One grandfather quipped about his grandchildren: "My grandkids are four and six. The Pulitzer Prize winner is four and the brain surgeon is six."
Parents and grandparents are understandably
proud of the quick minds and impressive talents of their little ones. But let
me tell you about another quality, perhaps even more important. A grandmother
wrote to me and told me this story about her four-year-old granddaughter
It was Christmastime. Skylar had saved coins in
a piggy bank all year and decided to buy presents for her family with her
savings. But she also learned from announcements on television about a local
homeless shelter called "The Road House." She repeatedly asked her
mother what "homeless" meant and why those children needed coats and
warm clothes. The concept of people in such physical need deeply affected her.
Skylar’s mother took her to the store to buy
Christmas presents. But instead of buying for herself or her family, she
decided to use her savings for somebody at the shelter. They learned that there
was a little girl staying there about Skylar’s age, and she purchased a warm
coat, socks, gloves and crayons for the child. She also wanted to buy her a
doll (a "baby," as she called it), but when she discovered she didn't
have enough money, she left the doll behind. When Skylar got home, she selected
one of her own much-loved dolls to give away. The baby went into a box with the
She could hardly wait for Christmas. Skylar was
not thinking about Santa Claus or any presents she might be getting. She was
thinking only about going to the shelter and giving her carefully selected
gifts to a little girl she had never met.
On Christmas Eve she and her family finally
made the trip Skylar had been anticipating for so long. They drove to the
shelter.

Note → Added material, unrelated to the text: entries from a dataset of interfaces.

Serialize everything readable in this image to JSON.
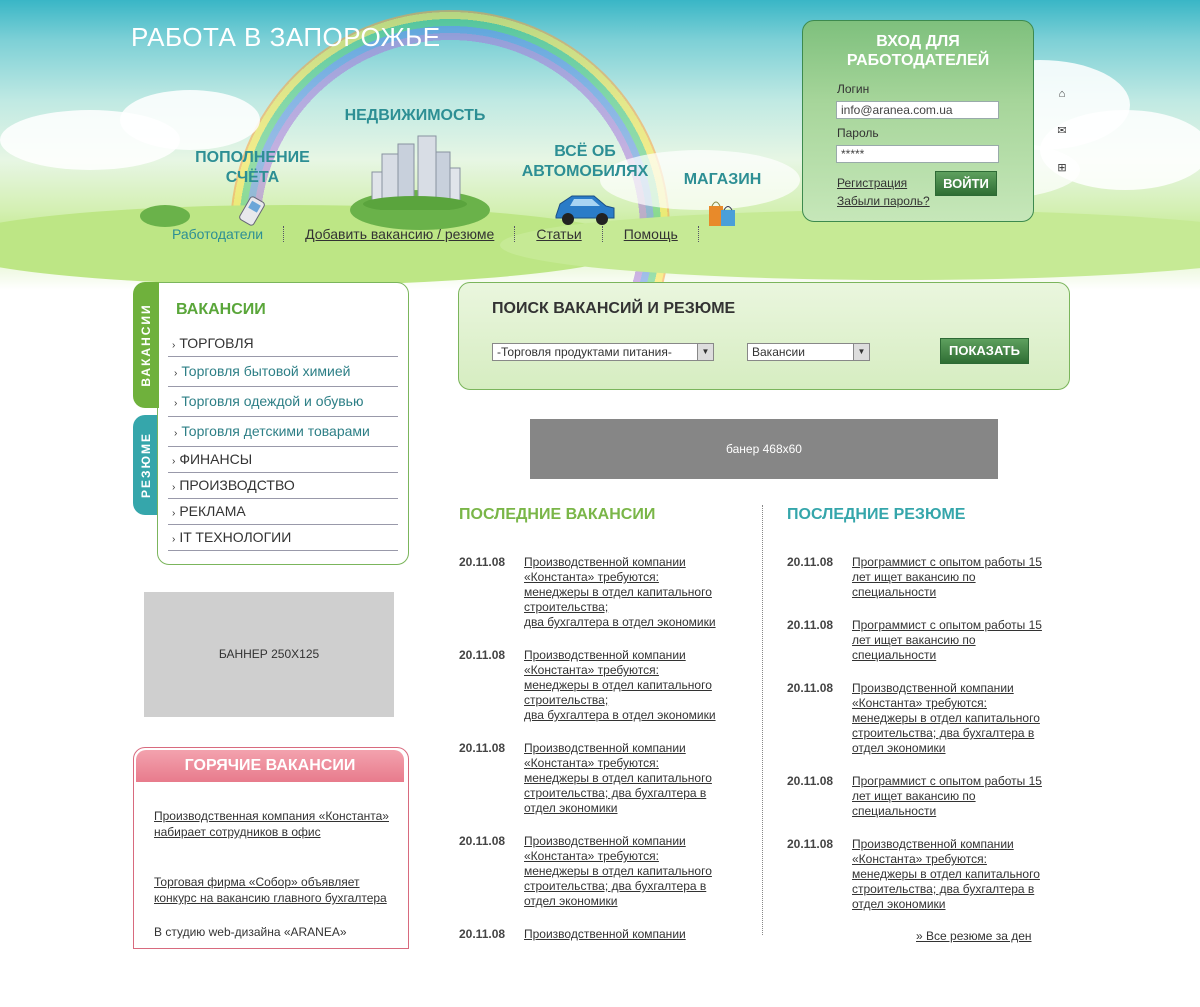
{
  "header": {
    "site_title": "РАБОТА В ЗАПОРОЖЬЕ",
    "categories": [
      {
        "label": "ПОПОЛНЕНИЕ СЧЁТА",
        "icon": "mobile-phone-icon"
      },
      {
        "label": "НЕДВИЖИМОСТЬ",
        "icon": "buildings-icon"
      },
      {
        "label": "ВСЁ ОБ АВТОМОБИЛЯХ",
        "icon": "car-icon"
      },
      {
        "label": "МАГАЗИН",
        "icon": "shopping-bags-icon"
      }
    ],
    "nav": [
      {
        "label": "Работодатели",
        "active": true
      },
      {
        "label": "Добавить вакансию / резюме"
      },
      {
        "label": "Статьи"
      },
      {
        "label": "Помощь"
      }
    ]
  },
  "login": {
    "title": "ВХОД ДЛЯ РАБОТОДАТЕЛЕЙ",
    "login_label": "Логин",
    "login_value": "info@aranea.com.ua",
    "password_label": "Пароль",
    "password_value": "*****",
    "register": "Регистрация",
    "forgot": "Забыли пароль?",
    "button": "ВОЙТИ"
  },
  "side_icons": [
    "home-icon",
    "mail-icon",
    "sitemap-icon"
  ],
  "left": {
    "tab_vacancies": "ВАКАНСИИ",
    "tab_resumes": "РЕЗЮМЕ",
    "heading": "ВАКАНСИИ",
    "items": [
      {
        "label": "ТОРГОВЛЯ",
        "sub": false
      },
      {
        "label": "Торговля бытовой химией",
        "sub": true
      },
      {
        "label": "Торговля одеждой и обувью",
        "sub": true
      },
      {
        "label": "Торговля детскими товарами",
        "sub": true
      },
      {
        "label": "ФИНАНСЫ",
        "sub": false
      },
      {
        "label": "ПРОИЗВОДСТВО",
        "sub": false
      },
      {
        "label": "РЕКЛАМА",
        "sub": false
      },
      {
        "label": "IT ТЕХНОЛОГИИ",
        "sub": false
      }
    ],
    "banner": "БАННЕР 250X125",
    "hot": {
      "heading": "ГОРЯЧИЕ ВАКАНСИИ",
      "items": [
        "Производственная компания «Константа» набирает сотрудников в офис",
        "Торговая фирма «Собор» объявляет конкурс на вакансию главного бухгалтера",
        "В студию web-дизайна «ARANEA»"
      ]
    }
  },
  "search": {
    "title": "ПОИСК ВАКАНСИЙ И РЕЗЮМЕ",
    "category_value": "-Торговля продуктами питания-",
    "type_value": "Вакансии",
    "button": "ПОКАЗАТЬ"
  },
  "banner468": "банер 468x60",
  "vacancies": {
    "heading": "ПОСЛЕДНИЕ ВАКАНСИИ",
    "color": "#7ab648",
    "items": [
      {
        "date": "20.11.08",
        "text": "Производственной компании «Константа» требуются: менеджеры в отдел капитального строительства;\nдва бухгалтера в отдел экономики"
      },
      {
        "date": "20.11.08",
        "text": "Производственной компании «Константа» требуются: менеджеры в отдел капитального строительства;\nдва бухгалтера в отдел экономики"
      },
      {
        "date": "20.11.08",
        "text": "Производственной компании «Константа» требуются: менеджеры в отдел капитального строительства; два бухгалтера в отдел экономики"
      },
      {
        "date": "20.11.08",
        "text": "Производственной компании «Константа» требуются: менеджеры в отдел капитального строительства; два бухгалтера в отдел экономики"
      },
      {
        "date": "20.11.08",
        "text": "Производственной компании"
      }
    ]
  },
  "resumes": {
    "heading": "ПОСЛЕДНИЕ РЕЗЮМЕ",
    "color": "#35a6ab",
    "items": [
      {
        "date": "20.11.08",
        "text": "Программист с опытом работы 15 лет ищет вакансию по специальности"
      },
      {
        "date": "20.11.08",
        "text": "Программист с опытом работы 15 лет ищет вакансию по специальности"
      },
      {
        "date": "20.11.08",
        "text": "Производственной компании «Константа» требуются: менеджеры в отдел капитального строительства; два бухгалтера в отдел экономики"
      },
      {
        "date": "20.11.08",
        "text": "Программист с опытом работы 15 лет ищет вакансию по специальности"
      },
      {
        "date": "20.11.08",
        "text": "Производственной компании «Константа» требуются: менеджеры в отдел капитального строительства; два бухгалтера в отдел экономики"
      }
    ],
    "more": "» Все резюме за ден"
  }
}
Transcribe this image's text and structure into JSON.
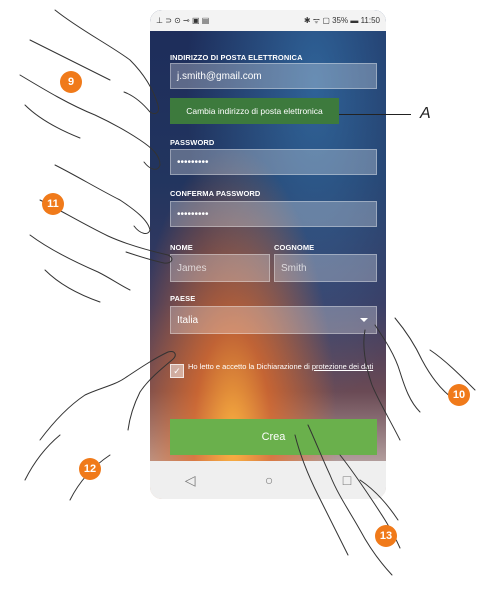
{
  "statusbar": {
    "left_icons": "⊥ ⊃ ⊙ ⊸ ▣ ▤",
    "right_text": "✱ ᯤ ▢ 35% ▬ 11:50"
  },
  "form": {
    "email_label": "INDIRIZZO DI POSTA ELETTRONICA",
    "email_value": "j.smith@gmail.com",
    "change_email_button": "Cambia indirizzo di posta elettronica",
    "password_label": "PASSWORD",
    "password_value": "•••••••••",
    "confirm_password_label": "CONFERMA PASSWORD",
    "confirm_password_value": "•••••••••",
    "name_label": "NOME",
    "name_placeholder": "James",
    "surname_label": "COGNOME",
    "surname_placeholder": "Smith",
    "country_label": "PAESE",
    "country_value": "Italia",
    "consent_text": "Ho letto e accetto la Dichiarazione di",
    "consent_link": "protezione dei dati",
    "checkbox_mark": "✓",
    "create_button": "Crea"
  },
  "navbar": {
    "back_icon": "◁",
    "home_icon": "○",
    "recent_icon": "□"
  },
  "annotations": {
    "callout_a": "A",
    "step_9": "9",
    "step_10": "10",
    "step_11": "11",
    "step_12": "12",
    "step_13": "13",
    "badge_color": "#f07a1a"
  }
}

There she presented her Christmas box to a grateful child. She was so
filled with joy at truly touching someone else’s life that her family decided
to make the journey to the shelter an annual tradition.
"Perhaps it's good to have a beautiful
mind, but an even greater gift is to have a beautiful heart," says Nobel
Laureate John Nash ("A Beautiful Mind"). He would have appreciated
young Skylar’s heart.
Beautiful hearts don’t just happen. Nash calls
it a gift, but it’s a gift in the way that faith or hope or love are gifts. And
I’m convinced we have each been endowed with a beautiful heart. We may not
always see it. We may not even believe it. But it’s a gift that came with birth
and, every time we act selflessly, it grows a little.
– Steve Goodier (Life Support System)